Work required: Search the entries below for the string "true" and copy the lines that hold it.

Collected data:
---+---

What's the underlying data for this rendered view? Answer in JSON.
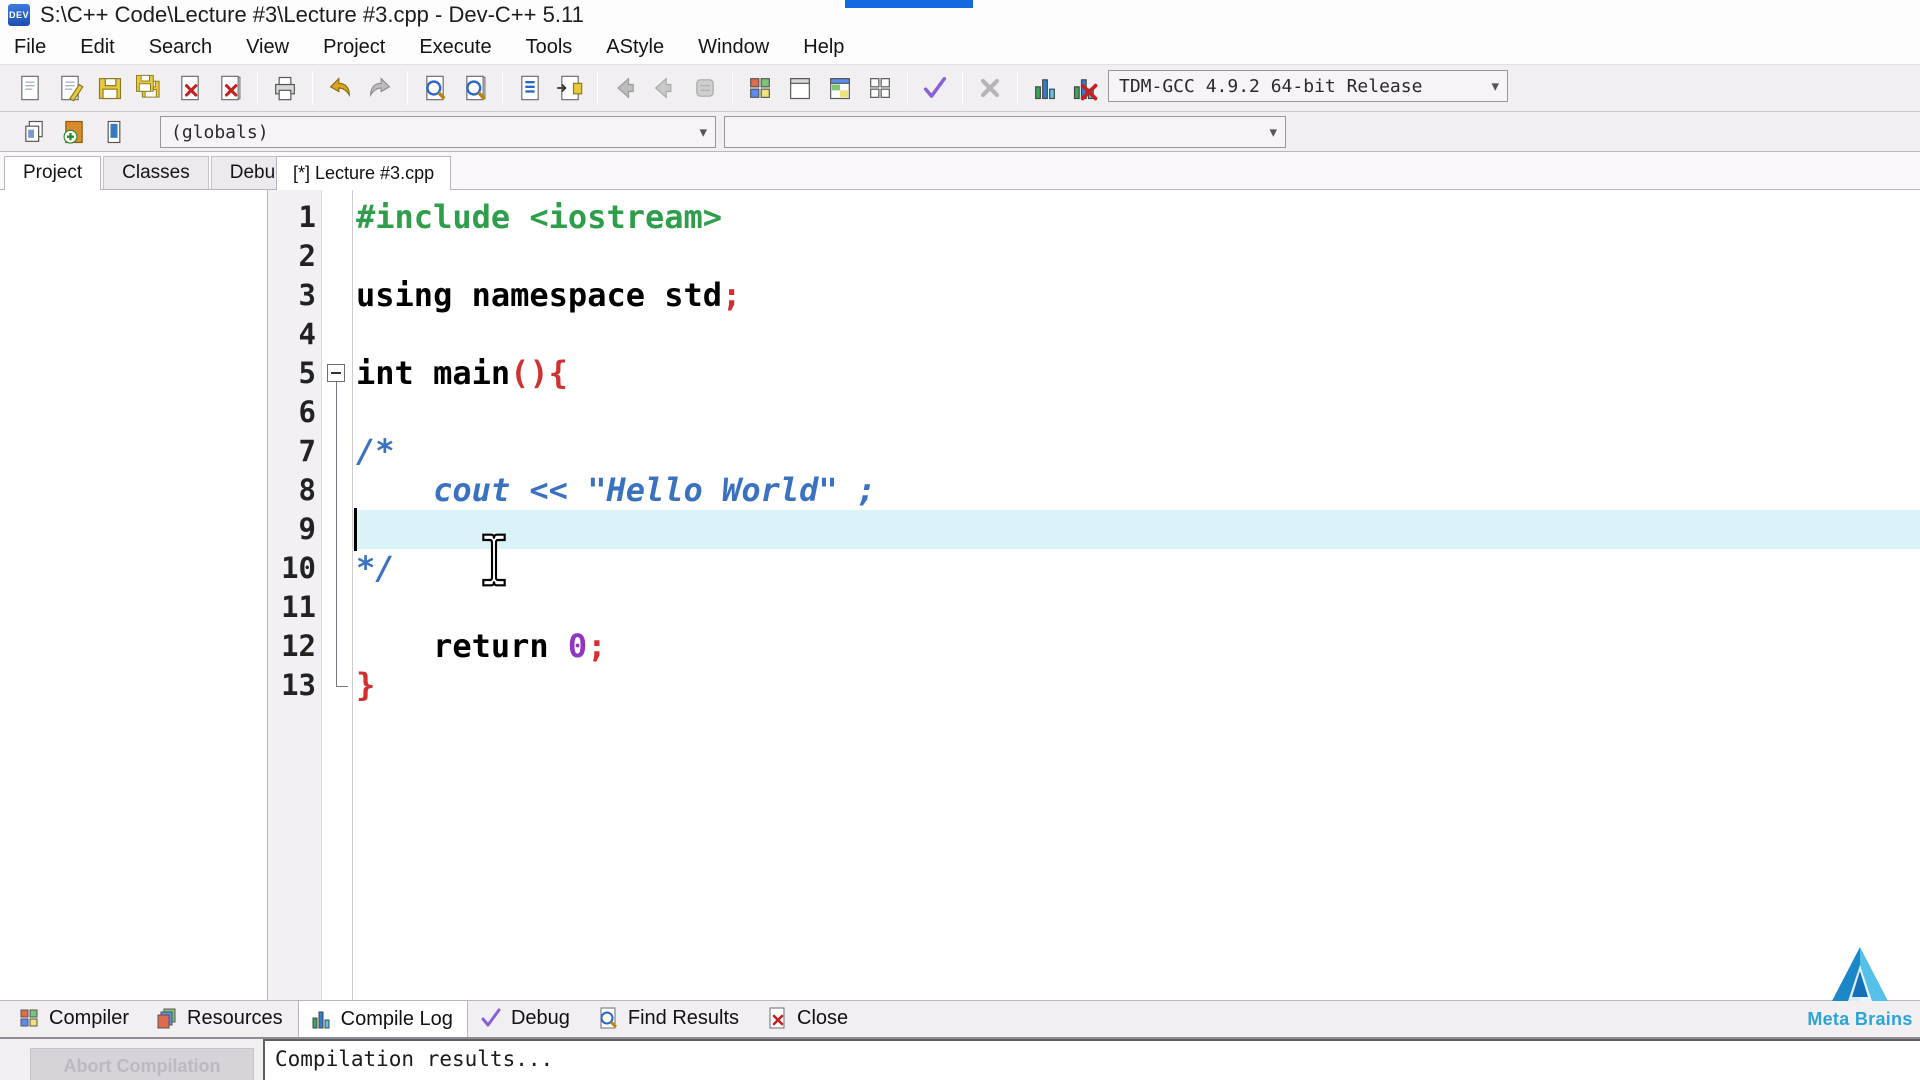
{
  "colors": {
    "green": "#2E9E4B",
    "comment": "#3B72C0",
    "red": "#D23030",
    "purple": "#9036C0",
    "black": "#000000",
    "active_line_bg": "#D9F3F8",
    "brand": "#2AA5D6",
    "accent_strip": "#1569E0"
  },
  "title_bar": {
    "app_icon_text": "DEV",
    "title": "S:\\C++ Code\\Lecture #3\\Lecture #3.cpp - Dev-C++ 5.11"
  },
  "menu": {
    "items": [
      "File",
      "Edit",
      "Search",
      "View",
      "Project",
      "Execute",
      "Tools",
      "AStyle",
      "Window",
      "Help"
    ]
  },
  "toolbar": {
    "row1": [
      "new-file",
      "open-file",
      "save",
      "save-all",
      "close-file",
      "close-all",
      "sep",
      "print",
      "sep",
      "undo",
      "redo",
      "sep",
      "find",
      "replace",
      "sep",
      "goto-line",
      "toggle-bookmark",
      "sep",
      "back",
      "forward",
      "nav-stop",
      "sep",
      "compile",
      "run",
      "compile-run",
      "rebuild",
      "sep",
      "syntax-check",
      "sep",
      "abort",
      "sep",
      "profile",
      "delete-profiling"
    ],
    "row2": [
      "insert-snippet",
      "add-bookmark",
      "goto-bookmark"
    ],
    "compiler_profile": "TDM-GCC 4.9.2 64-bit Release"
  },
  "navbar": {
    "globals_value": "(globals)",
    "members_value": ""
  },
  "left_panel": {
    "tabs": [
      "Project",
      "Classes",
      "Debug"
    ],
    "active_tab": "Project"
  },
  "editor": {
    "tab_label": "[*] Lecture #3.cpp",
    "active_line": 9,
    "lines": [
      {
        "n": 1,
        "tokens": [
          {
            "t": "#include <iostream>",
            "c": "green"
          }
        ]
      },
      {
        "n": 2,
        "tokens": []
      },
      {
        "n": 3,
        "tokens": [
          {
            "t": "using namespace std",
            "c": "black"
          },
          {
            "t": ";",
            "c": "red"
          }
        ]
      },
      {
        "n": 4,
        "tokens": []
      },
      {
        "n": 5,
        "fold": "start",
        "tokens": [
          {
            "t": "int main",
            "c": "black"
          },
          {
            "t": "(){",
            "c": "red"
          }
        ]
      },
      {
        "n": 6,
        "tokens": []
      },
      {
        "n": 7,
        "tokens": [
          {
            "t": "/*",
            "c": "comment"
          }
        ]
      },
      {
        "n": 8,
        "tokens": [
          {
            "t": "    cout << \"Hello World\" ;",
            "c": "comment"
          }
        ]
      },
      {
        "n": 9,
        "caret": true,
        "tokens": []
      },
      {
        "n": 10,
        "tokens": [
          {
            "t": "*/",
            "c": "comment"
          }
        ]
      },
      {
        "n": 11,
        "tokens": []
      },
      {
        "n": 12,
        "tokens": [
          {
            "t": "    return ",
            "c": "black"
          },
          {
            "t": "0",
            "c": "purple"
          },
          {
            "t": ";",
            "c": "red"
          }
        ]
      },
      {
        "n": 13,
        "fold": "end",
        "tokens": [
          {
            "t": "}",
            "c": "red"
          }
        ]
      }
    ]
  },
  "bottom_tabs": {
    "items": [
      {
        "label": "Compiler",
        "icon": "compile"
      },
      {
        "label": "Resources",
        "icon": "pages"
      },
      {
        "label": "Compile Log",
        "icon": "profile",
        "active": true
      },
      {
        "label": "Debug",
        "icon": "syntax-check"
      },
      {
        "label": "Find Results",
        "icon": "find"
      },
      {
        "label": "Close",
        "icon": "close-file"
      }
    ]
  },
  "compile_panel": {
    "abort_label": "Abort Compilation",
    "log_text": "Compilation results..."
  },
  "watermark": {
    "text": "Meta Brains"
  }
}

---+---

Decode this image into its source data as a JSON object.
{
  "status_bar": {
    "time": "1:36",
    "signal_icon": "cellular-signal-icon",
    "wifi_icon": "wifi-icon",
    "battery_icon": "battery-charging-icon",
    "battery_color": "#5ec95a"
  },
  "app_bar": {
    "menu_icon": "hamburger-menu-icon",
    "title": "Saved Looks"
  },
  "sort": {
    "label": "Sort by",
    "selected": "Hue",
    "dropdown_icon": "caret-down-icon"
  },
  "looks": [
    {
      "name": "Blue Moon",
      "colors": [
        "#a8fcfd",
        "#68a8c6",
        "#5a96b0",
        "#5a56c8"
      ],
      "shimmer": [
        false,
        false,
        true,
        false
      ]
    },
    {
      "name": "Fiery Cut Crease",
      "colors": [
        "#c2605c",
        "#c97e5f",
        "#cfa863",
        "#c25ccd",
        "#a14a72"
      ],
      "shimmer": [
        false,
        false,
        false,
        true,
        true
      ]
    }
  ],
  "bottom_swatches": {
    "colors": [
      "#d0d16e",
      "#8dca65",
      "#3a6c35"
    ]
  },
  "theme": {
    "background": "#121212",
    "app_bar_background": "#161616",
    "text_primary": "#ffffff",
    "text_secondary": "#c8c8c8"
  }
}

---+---

Result:
        "caret": true,
        "active": true
        true,
        true,
        true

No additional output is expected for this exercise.